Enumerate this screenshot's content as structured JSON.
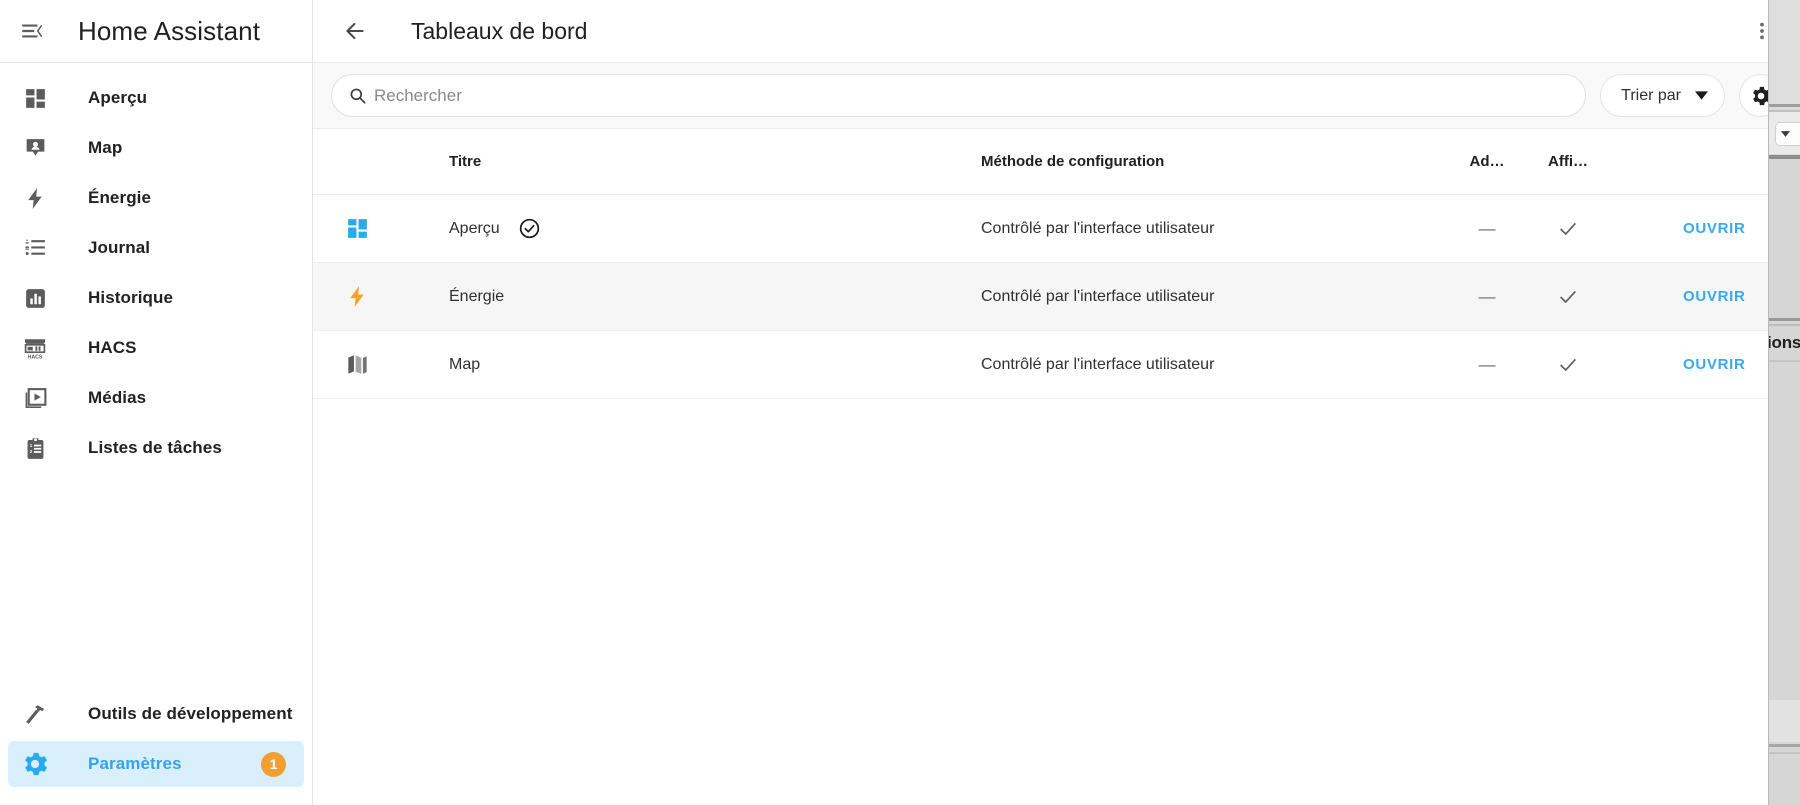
{
  "sidebar": {
    "app_title": "Home Assistant",
    "menu_icon": "menu-collapse-icon",
    "items": [
      {
        "label": "Aperçu",
        "icon": "view-dashboard-icon",
        "active": false,
        "badge": null
      },
      {
        "label": "Map",
        "icon": "map-marker-icon",
        "active": false,
        "badge": null
      },
      {
        "label": "Énergie",
        "icon": "lightning-bolt-icon",
        "active": false,
        "badge": null
      },
      {
        "label": "Journal",
        "icon": "format-list-icon",
        "active": false,
        "badge": null
      },
      {
        "label": "Historique",
        "icon": "chart-box-icon",
        "active": false,
        "badge": null
      },
      {
        "label": "HACS",
        "icon": "hacs-store-icon",
        "active": false,
        "badge": null
      },
      {
        "label": "Médias",
        "icon": "media-play-icon",
        "active": false,
        "badge": null
      },
      {
        "label": "Listes de tâches",
        "icon": "clipboard-list-icon",
        "active": false,
        "badge": null
      }
    ],
    "bottom_items": [
      {
        "label": "Outils de développement",
        "icon": "hammer-wrench-icon",
        "active": false,
        "badge": null
      },
      {
        "label": "Paramètres",
        "icon": "cog-icon",
        "active": true,
        "badge": "1"
      }
    ]
  },
  "toolbar": {
    "back_icon": "arrow-left-icon",
    "title": "Tableaux de bord",
    "overflow_icon": "dots-vertical-icon"
  },
  "search": {
    "icon": "search-icon",
    "value": "",
    "placeholder": "Rechercher"
  },
  "controls": {
    "sort_label": "Trier par",
    "sort_chevron_icon": "chevron-down-icon",
    "settings_icon": "gear-icon"
  },
  "table": {
    "headers": {
      "icon": "",
      "title": "Titre",
      "method": "Méthode de configuration",
      "admin": "Ad…",
      "show": "Affi…",
      "action": ""
    },
    "rows": [
      {
        "icon": "view-dashboard-icon",
        "icon_color": "#29a9f0",
        "title": "Aperçu",
        "default_badge_icon": "check-circle-outline-icon",
        "method": "Contrôlé par l'interface utilisateur",
        "admin": "—",
        "show": "check-icon",
        "action": "OUVRIR",
        "hover": false
      },
      {
        "icon": "lightning-bolt-icon",
        "icon_color": "#f4a22a",
        "title": "Énergie",
        "default_badge_icon": null,
        "method": "Contrôlé par l'interface utilisateur",
        "admin": "—",
        "show": "check-icon",
        "action": "OUVRIR",
        "hover": true
      },
      {
        "icon": "map-outline-icon",
        "icon_color": "#5c5c5c",
        "title": "Map",
        "default_badge_icon": null,
        "method": "Contrôlé par l'interface utilisateur",
        "admin": "—",
        "show": "check-icon",
        "action": "OUVRIR",
        "hover": false
      }
    ]
  },
  "background_window": {
    "visible_text": "ions"
  },
  "colors": {
    "accent_blue": "#29a9f0",
    "link_blue": "#35aaf0",
    "active_bg": "#daeffc",
    "badge_orange": "#f0a033",
    "energy_orange": "#f4a22a",
    "text_primary": "#212121",
    "row_hover": "#f6f6f6",
    "toolbar_bg": "#f9f9f9"
  }
}
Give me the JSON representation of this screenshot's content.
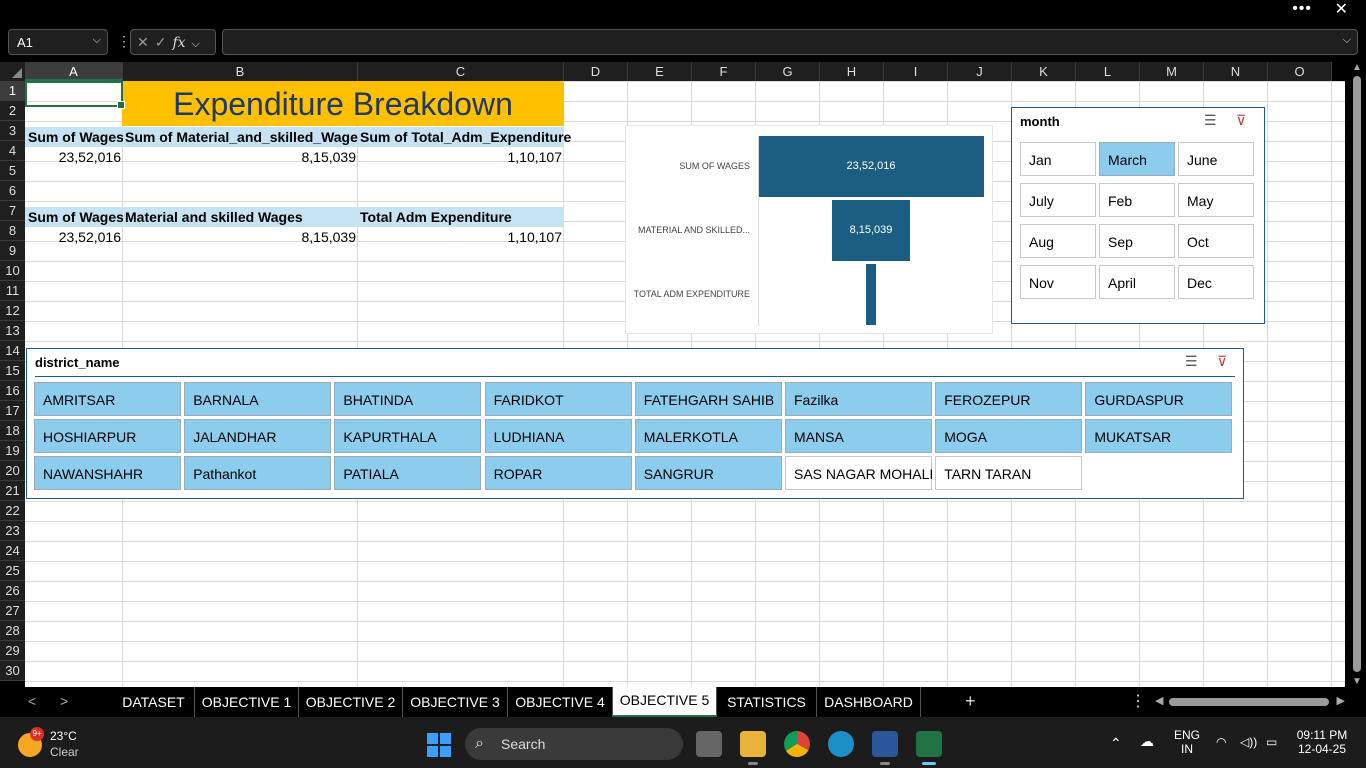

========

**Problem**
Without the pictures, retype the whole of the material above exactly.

**Your solution**
Enumerate this screenshot's content as structured JSON.
{
  "sidebar": {
    "app_title": "Home Assistant",
    "menu_icon": "menu-collapse-icon",
    "items": [
      {
        "label": "Aperçu",
        "icon": "view-dashboard-icon",
        "active": false,
        "badge": null
      },
      {
        "label": "Map",
        "icon": "map-marker-icon",
        "active": false,
        "badge": null
      },
      {
        "label": "Énergie",
        "icon": "lightning-bolt-icon",
        "active": false,
        "badge": null
      },
      {
        "label": "Journal",
        "icon": "format-list-icon",
        "active": false,
        "badge": null
      },
      {
        "label": "Historique",
        "icon": "chart-box-icon",
        "active": false,
        "badge": null
      },
      {
        "label": "HACS",
        "icon": "hacs-store-icon",
        "active": false,
        "badge": null
      },
      {
        "label": "Médias",
        "icon": "media-play-icon",
        "active": false,
        "badge": null
      },
      {
        "label": "Listes de tâches",
        "icon": "clipboard-list-icon",
        "active": false,
        "badge": null
      }
    ],
    "bottom_items": [
      {
        "label": "Outils de développement",
        "icon": "hammer-wrench-icon",
        "active": false,
        "badge": null
      },
      {
        "label": "Paramètres",
        "icon": "cog-icon",
        "active": true,
        "badge": "1"
      }
    ]
  },
  "toolbar": {
    "back_icon": "arrow-left-icon",
    "title": "Tableaux de bord",
    "overflow_icon": "dots-vertical-icon"
  },
  "search": {
    "icon": "search-icon",
    "value": "",
    "placeholder": "Rechercher"
  },
  "controls": {
    "sort_label": "Trier par",
    "sort_chevron_icon": "chevron-down-icon",
    "settings_icon": "gear-icon"
  },
  "table": {
    "headers": {
      "icon": "",
      "title": "Titre",
      "method": "Méthode de configuration",
      "admin": "Ad…",
      "show": "Affi…",
      "action": ""
    },
    "rows": [
      {
        "icon": "view-dashboard-icon",
        "icon_color": "#29a9f0",
        "title": "Aperçu",
        "default_badge_icon": "check-circle-outline-icon",
        "method": "Contrôlé par l'interface utilisateur",
        "admin": "—",
        "show": "check-icon",
        "action": "OUVRIR",
        "hover": false
      },
      {
        "icon": "lightning-bolt-icon",
        "icon_color": "#f4a22a",
        "title": "Énergie",
        "default_badge_icon": null,
        "method": "Contrôlé par l'interface utilisateur",
        "admin": "—",
        "show": "check-icon",
        "action": "OUVRIR",
        "hover": true
      },
      {
        "icon": "map-outline-icon",
        "icon_color": "#5c5c5c",
        "title": "Map",
        "default_badge_icon": null,
        "method": "Contrôlé par l'interface utilisateur",
        "admin": "—",
        "show": "check-icon",
        "action": "OUVRIR",
        "hover": false
      }
    ]
  },
  "background_window": {
    "visible_text": "ions"
  },
  "colors": {
    "accent_blue": "#29a9f0",
    "link_blue": "#35aaf0",
    "active_bg": "#daeffc",
    "badge_orange": "#f0a033",
    "energy_orange": "#f4a22a",
    "text_primary": "#212121",
    "row_hover": "#f6f6f6",
    "toolbar_bg": "#f9f9f9"
  }
}
Give me the JSON representation of this screenshot's content.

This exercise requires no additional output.